Now, with the benefit of hindsight, the amount of work the Council has achieved and the way we’ve set the stage for even more impactful efforts in the future is impressive. We want to highlight some of the Council’s initiatives across the four categories above…. And these are just a few of the efforts they’ve championed:

Recruitment and Hiring

  • Training for key Thinkwellians in anti-racist recruitment, hiring, and retention practices.
  • Shifting our recruiting practice to focus on relationship building with a broader pool of schools and professional organizations that are diverse along a number of metrics.
  • Reducing or eliminating education requirements and increased options for related experience in job postings to reduce barriers.
  • Developed and deployed new tools and processes in our portfolio review system to reduce bias .

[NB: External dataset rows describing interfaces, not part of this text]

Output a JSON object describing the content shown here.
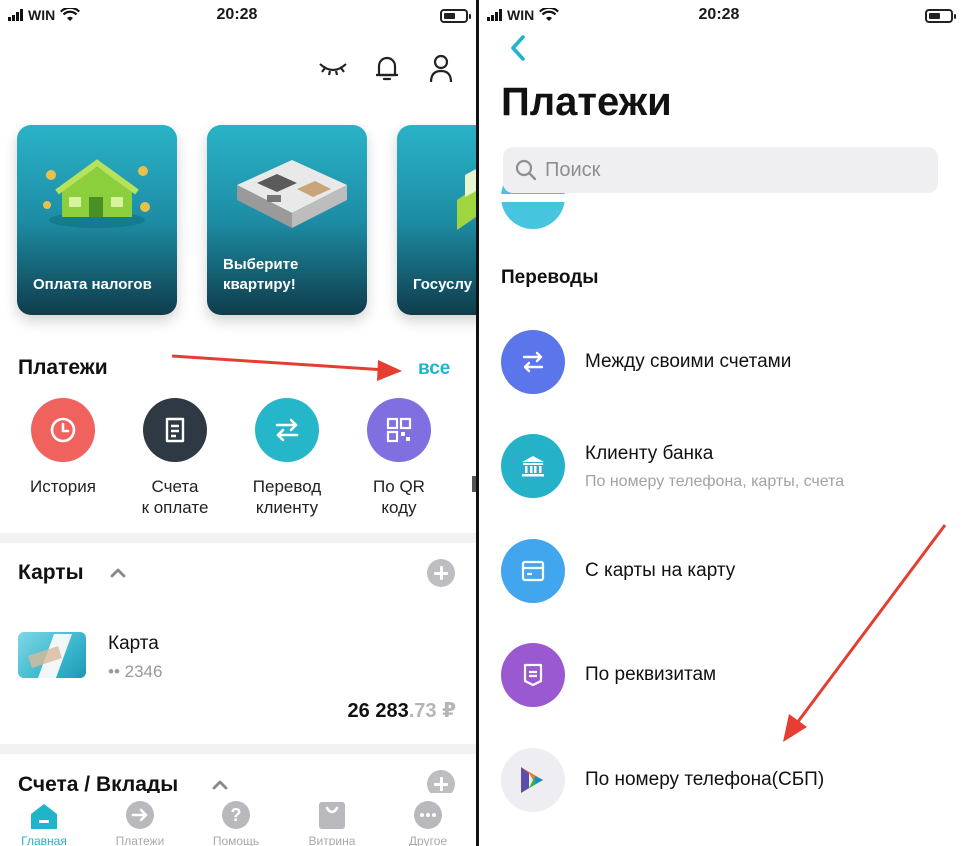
{
  "left": {
    "status": {
      "carrier": "WIN",
      "time": "20:28"
    },
    "promos": [
      {
        "label": "Оплата налогов"
      },
      {
        "label": "Выберите квартиру!"
      },
      {
        "label": "Госуслу"
      }
    ],
    "payments": {
      "title": "Платежи",
      "all_link": "все",
      "actions": [
        {
          "line1": "История",
          "line2": "",
          "color": "#f0625d"
        },
        {
          "line1": "Счета",
          "line2": "к оплате",
          "color": "#2f3943"
        },
        {
          "line1": "Перевод",
          "line2": "клиенту",
          "color": "#26b6c9"
        },
        {
          "line1": "По QR",
          "line2": "коду",
          "color": "#7f6fe0"
        }
      ]
    },
    "cards": {
      "title": "Карты",
      "card_name": "Карта",
      "card_number": "•• 2346",
      "balance_main": "26 283",
      "balance_cents": ".73 ₽"
    },
    "accounts": {
      "title": "Счета / Вклады"
    },
    "tabbar": [
      {
        "label": "Главная",
        "active": true
      },
      {
        "label": "Платежи",
        "active": false
      },
      {
        "label": "Помощь",
        "active": false
      },
      {
        "label": "Витрина",
        "active": false
      },
      {
        "label": "Другое",
        "active": false
      }
    ],
    "accent_color": "#1fb5c9"
  },
  "right": {
    "status": {
      "carrier": "WIN",
      "time": "20:28"
    },
    "title": "Платежи",
    "search": {
      "placeholder": "Поиск"
    },
    "group_title": "Переводы",
    "transfers": [
      {
        "title": "Между своими счетами",
        "subtitle": "",
        "color": "#5b76ea",
        "icon": "arrows-swap-icon"
      },
      {
        "title": "Клиенту банка",
        "subtitle": "По номеру телефона, карты, счета",
        "color": "#25b2c8",
        "icon": "bank-icon"
      },
      {
        "title": "С карты на карту",
        "subtitle": "",
        "color": "#41a6ee",
        "icon": "card-icon"
      },
      {
        "title": "По реквизитам",
        "subtitle": "",
        "color": "#9a59d1",
        "icon": "document-icon"
      },
      {
        "title": "По номеру телефона(СБП)",
        "subtitle": "",
        "color": "#eeeef2",
        "icon": "sbp-logo-icon"
      }
    ]
  }
}
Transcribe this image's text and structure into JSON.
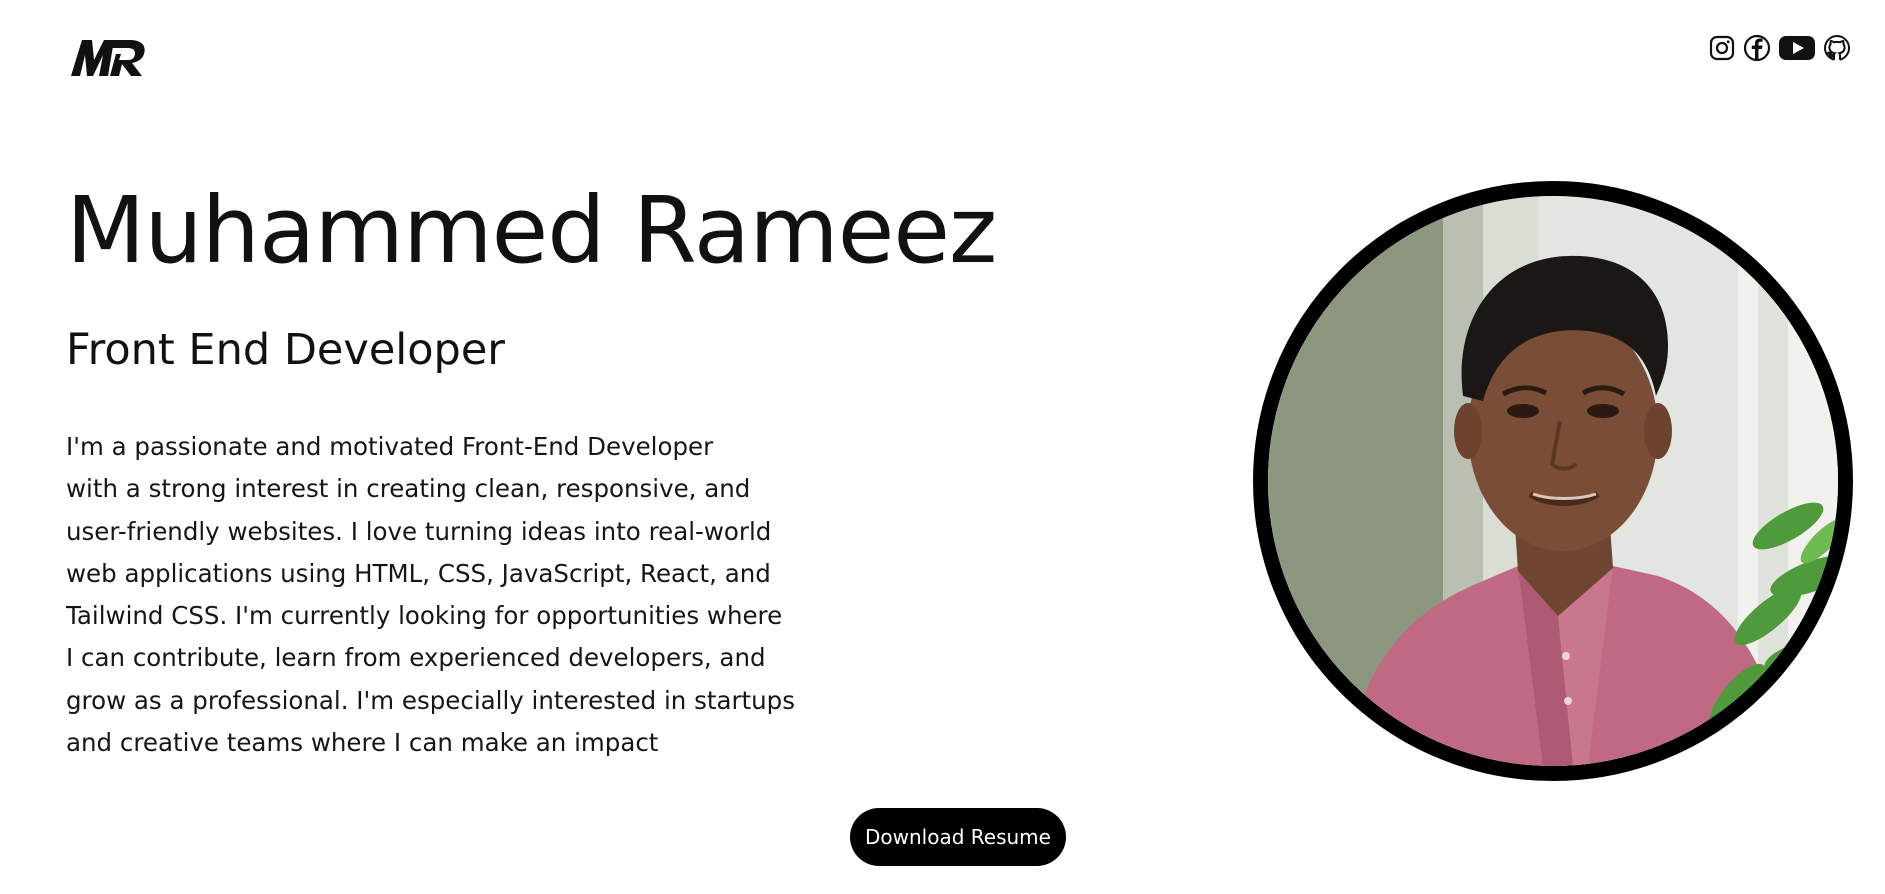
{
  "header": {
    "logo_text": "MR",
    "social_links": [
      {
        "icon": "instagram-icon"
      },
      {
        "icon": "facebook-icon"
      },
      {
        "icon": "youtube-icon"
      },
      {
        "icon": "github-icon"
      }
    ]
  },
  "hero": {
    "name": "Muhammed Rameez",
    "role": "Front End Developer",
    "bio_lines": [
      "I'm a passionate and motivated Front-End Developer",
      "with a strong interest in creating clean, responsive, and",
      "user-friendly websites. I love turning ideas into real-world",
      "web applications using HTML, CSS, JavaScript, React, and",
      "Tailwind CSS. I'm currently looking for opportunities where",
      "I can contribute, learn from experienced developers, and",
      "grow as a professional. I'm especially interested in startups",
      "and creative teams where I can make an impact"
    ],
    "download_button_label": "Download Resume"
  },
  "colors": {
    "background": "#ffffff",
    "text": "#111111",
    "button_background": "#000000",
    "button_text": "#ffffff",
    "photo_border": "#000000"
  }
}
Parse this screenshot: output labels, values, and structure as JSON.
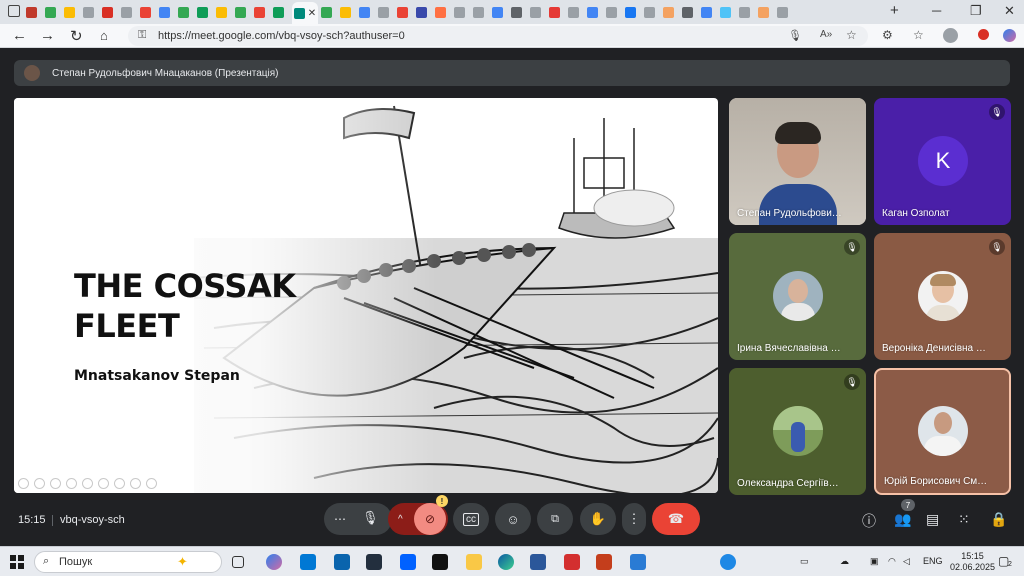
{
  "browser": {
    "url": "https://meet.google.com/vbq-vsoy-sch?authuser=0"
  },
  "meet": {
    "presenter_label": "Степан Рудольфович Мнацаканов (Презентація)",
    "slide": {
      "title": "THE COSSAK FLEET",
      "subtitle": "Mnatsakanov Stepan"
    },
    "participants": [
      {
        "name": "Степан Рудольфови…",
        "muted": false
      },
      {
        "name": "Каган Озполат",
        "initial": "K",
        "muted": true
      },
      {
        "name": "Ірина Вячеславівна …",
        "muted": true
      },
      {
        "name": "Вероніка Денисівна …",
        "muted": true
      },
      {
        "name": "Олександра Сергіїв…",
        "muted": true
      },
      {
        "name": "Юрій Борисович См…",
        "muted": false
      }
    ],
    "time": "15:15",
    "meeting_code": "vbq-vsoy-sch",
    "participants_count": "7",
    "camera_warning": "!"
  },
  "taskbar": {
    "search_placeholder": "Пошук",
    "language": "ENG",
    "clock_time": "15:15",
    "clock_date": "02.06.2025",
    "notification_count": "2"
  },
  "colors": {
    "meet_bg": "#202124",
    "end_call": "#ea4335",
    "mic_active": "#8c1d18",
    "tile_purple": "#5b2ed1"
  }
}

Internal Culture

  • Revised the Vision, Mission, and Values, heavily shaped by workshops with the council.
  • Launching a new segment in the Weekly All-Staff, to help engage and inform.
  • Rolling out a Salon series soon, with subject matter experts leading discussion on a variety of IDEA (Inclusion, Diversity, Equity, Access) topics and their specific relevance to our industry.
  • Implemented feedback training for all LA employees as part of Thinkwell 3.0.

How We Work

  • Revising the employee handbook, with all policies being reviewed for bias and inequity.
  • Developed and deployed resources on culturally sensitive and inclusive art.
  • Increased and streamlined employee surveying and transparently reporting out results.
  • Overhauling our job descriptions.

The Industry at Large

  • Expanded our relationship with LA High School of the Arts with internships and scholarship opportunities.
  • Partnered with Ruh Global and Billion Strong, groups focused on disability inclusion across industries, to leverage our expertise to amplify their message and expand impact
  • Shared our findings and our efforts with other companies in the industry as they launched their own D&I Councils and initiatives.

It has taken the better part of a year and a half of intensive research, listening, and ideation to identify these, and many more, efforts. Now the hard work truly begins. Thinkwellians – not just D&I Council members – will help advance these and other efforts. This year will see not only the Salon and scholarship program launches, but also D&I field trips, improved processes for content review, new curriculum partnerships with universities, and continued assessment. Inclusion, diversity, equity, and access is philosophy and practice. We’re dedicated to the ongoing work.